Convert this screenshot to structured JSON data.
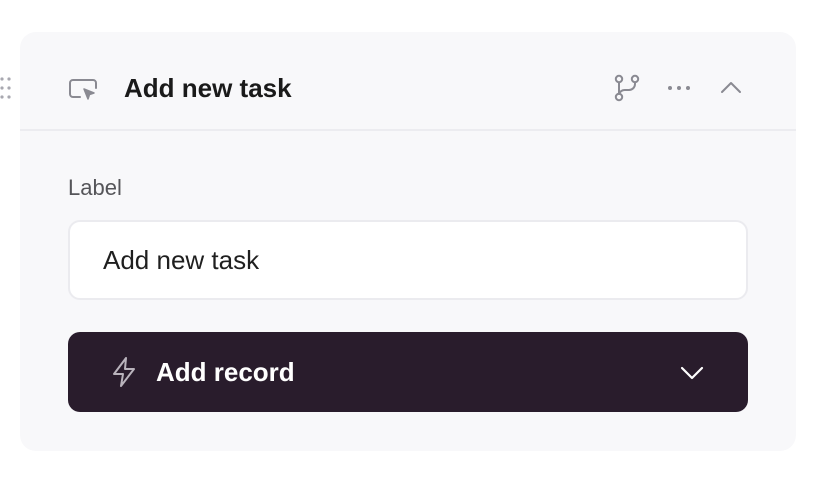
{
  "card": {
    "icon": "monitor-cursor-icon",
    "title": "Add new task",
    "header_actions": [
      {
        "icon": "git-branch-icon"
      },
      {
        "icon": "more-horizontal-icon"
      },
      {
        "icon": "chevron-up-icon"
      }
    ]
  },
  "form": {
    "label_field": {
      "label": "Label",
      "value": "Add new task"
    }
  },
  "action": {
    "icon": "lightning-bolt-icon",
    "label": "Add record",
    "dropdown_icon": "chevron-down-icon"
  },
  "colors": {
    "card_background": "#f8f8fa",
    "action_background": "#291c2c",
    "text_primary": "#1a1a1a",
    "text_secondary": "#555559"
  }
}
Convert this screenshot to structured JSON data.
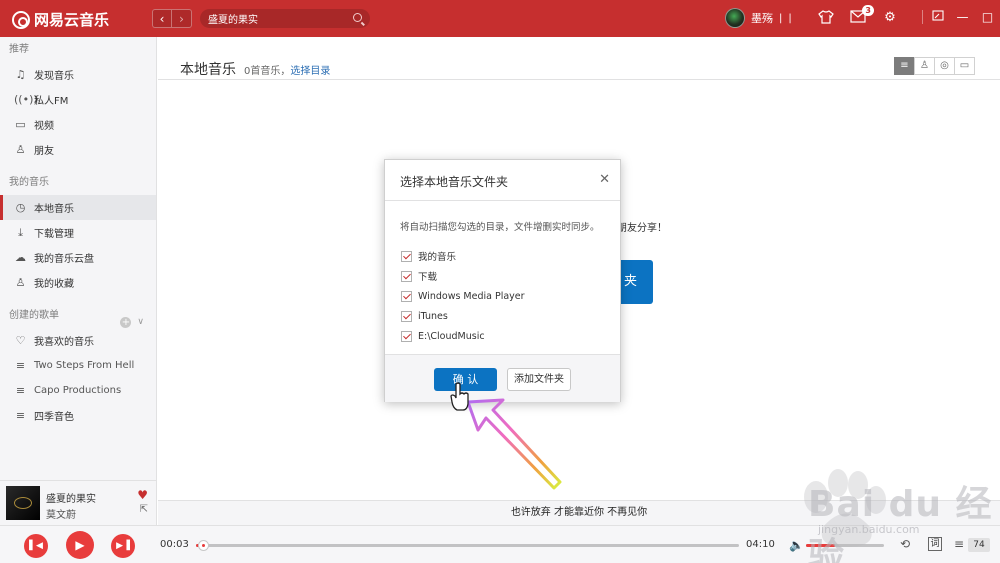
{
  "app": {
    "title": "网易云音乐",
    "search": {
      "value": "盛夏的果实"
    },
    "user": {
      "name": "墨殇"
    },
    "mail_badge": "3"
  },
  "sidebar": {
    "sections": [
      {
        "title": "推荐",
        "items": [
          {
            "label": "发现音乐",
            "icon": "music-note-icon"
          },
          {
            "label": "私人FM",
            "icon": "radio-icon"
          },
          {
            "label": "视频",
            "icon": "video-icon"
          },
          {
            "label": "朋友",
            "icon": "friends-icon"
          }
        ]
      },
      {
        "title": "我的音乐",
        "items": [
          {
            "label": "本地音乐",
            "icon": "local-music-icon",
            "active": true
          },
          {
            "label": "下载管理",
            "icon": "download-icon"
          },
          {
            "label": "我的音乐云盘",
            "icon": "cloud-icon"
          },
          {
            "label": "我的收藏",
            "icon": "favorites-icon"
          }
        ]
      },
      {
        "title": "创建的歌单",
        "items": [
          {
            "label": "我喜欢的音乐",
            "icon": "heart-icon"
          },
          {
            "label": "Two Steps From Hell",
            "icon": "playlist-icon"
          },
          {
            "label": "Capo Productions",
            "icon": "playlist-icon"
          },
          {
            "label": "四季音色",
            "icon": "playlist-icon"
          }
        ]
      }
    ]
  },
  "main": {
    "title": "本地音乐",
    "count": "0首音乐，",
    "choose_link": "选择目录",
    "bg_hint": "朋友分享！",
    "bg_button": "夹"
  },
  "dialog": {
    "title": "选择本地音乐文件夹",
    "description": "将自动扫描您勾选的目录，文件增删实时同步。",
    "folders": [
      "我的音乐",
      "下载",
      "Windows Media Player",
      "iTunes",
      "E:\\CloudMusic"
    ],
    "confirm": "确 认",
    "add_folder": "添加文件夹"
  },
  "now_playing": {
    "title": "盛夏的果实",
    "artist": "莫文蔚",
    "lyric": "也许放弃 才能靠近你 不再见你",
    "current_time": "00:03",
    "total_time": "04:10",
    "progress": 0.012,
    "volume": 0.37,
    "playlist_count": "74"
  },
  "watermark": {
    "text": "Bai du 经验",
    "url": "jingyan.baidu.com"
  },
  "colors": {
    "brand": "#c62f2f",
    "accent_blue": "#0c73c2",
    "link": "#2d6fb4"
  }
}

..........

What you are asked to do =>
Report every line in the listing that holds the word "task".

Answer space =>
    "title": "Add new task",
      "value": "Add new task"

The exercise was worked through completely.